"A sexy, zany romp."—Spot (Manila)
"In this light-hearted mystery, a Bavarian widow moves to Sicily and rediscovers her love of living...Big-hearted and funny, smart and escapist: it’s like taking your own Italian vacation. "—Modern Mrs. Darcy, "Summer Reading Guide"
Houghton Mifflin Harcourt, 9781328863577, 352pp.
Publication Date: March 6, 2018
About the Author
Conversation Starters from ReadingGroupChoices.com
1. Why do Valérie and Poldi hit it off immediately? What do they see in each other that leads to their strong friendship?
2. Poldi is sexy and sassy, with a vibrant romantic life— characteristics we often see in younger protagonists, but not often in older ones. In what other ways does Poldi break with convention? Why do you think vibrant, sexy women of a certain age aren’t featured more frequently in movies and books?
3. The author evokes a very strong sense of place. What were you drawn to most: the descriptions of the food or of the landscape?
4. Poldi is immediately accepted by her neighbors, in spite of her quirks. But while she is an insider in many ways, she is also still an outsider as an expatriate. How does she reconcile this contradiction? Have you ever felt like an insider and an outsider at the same time? How did you reconcile that?
5. Why do you think Poldi chose to photograph policemen? What does it say about her thoughts surrounding authority?
6. Do you have a friend or relative who reminds you of Poldi? What is your relationship with him or her and how does your dynamic relate to the dynamic between Poldi and her nephew?
7. If you could choose any place to retire, as Poldi chose Sicily, where would you go and why?
8. Why does Poldi feel so honor bound to Valentino? Could her motivation to solve his murder also be driven by self-interest?

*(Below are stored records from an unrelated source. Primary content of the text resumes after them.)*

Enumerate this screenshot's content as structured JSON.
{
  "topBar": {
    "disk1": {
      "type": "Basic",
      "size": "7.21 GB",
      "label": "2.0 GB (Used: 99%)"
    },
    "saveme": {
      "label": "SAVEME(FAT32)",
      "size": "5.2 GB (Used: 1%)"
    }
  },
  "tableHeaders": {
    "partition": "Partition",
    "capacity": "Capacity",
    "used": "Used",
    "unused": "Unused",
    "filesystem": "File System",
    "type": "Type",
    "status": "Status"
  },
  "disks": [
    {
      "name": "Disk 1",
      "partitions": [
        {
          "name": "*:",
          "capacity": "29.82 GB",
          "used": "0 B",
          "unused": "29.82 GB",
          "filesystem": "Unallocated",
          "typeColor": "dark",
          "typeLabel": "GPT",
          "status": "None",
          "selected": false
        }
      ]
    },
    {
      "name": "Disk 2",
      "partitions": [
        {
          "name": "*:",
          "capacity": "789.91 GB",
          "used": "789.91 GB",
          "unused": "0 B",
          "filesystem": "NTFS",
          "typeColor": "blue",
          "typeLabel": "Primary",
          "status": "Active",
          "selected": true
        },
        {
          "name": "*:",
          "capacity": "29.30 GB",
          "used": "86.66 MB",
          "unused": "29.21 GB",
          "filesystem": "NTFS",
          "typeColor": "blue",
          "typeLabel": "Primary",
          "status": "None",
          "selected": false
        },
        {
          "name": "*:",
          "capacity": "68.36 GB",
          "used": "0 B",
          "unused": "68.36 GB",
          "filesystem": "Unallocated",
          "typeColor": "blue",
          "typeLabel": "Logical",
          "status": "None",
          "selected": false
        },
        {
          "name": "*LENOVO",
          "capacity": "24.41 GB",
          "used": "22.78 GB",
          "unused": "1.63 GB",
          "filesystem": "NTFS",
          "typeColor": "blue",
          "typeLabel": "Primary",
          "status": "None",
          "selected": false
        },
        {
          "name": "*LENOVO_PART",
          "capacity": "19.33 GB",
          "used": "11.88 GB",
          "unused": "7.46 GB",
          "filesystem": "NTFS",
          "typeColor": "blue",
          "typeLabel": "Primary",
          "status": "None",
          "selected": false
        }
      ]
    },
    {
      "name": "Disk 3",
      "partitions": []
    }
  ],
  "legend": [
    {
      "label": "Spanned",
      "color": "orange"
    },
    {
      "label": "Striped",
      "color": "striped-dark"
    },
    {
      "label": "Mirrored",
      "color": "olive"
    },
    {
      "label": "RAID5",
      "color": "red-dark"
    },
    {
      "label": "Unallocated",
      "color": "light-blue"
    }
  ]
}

9. Poldi has a close but complicated relationship with each one of her sisters. At times, they can be a burden to her, but often they become her partners in crime. What are your relationships like with your siblings and how do you navigate and maintain those relationships as you grow older?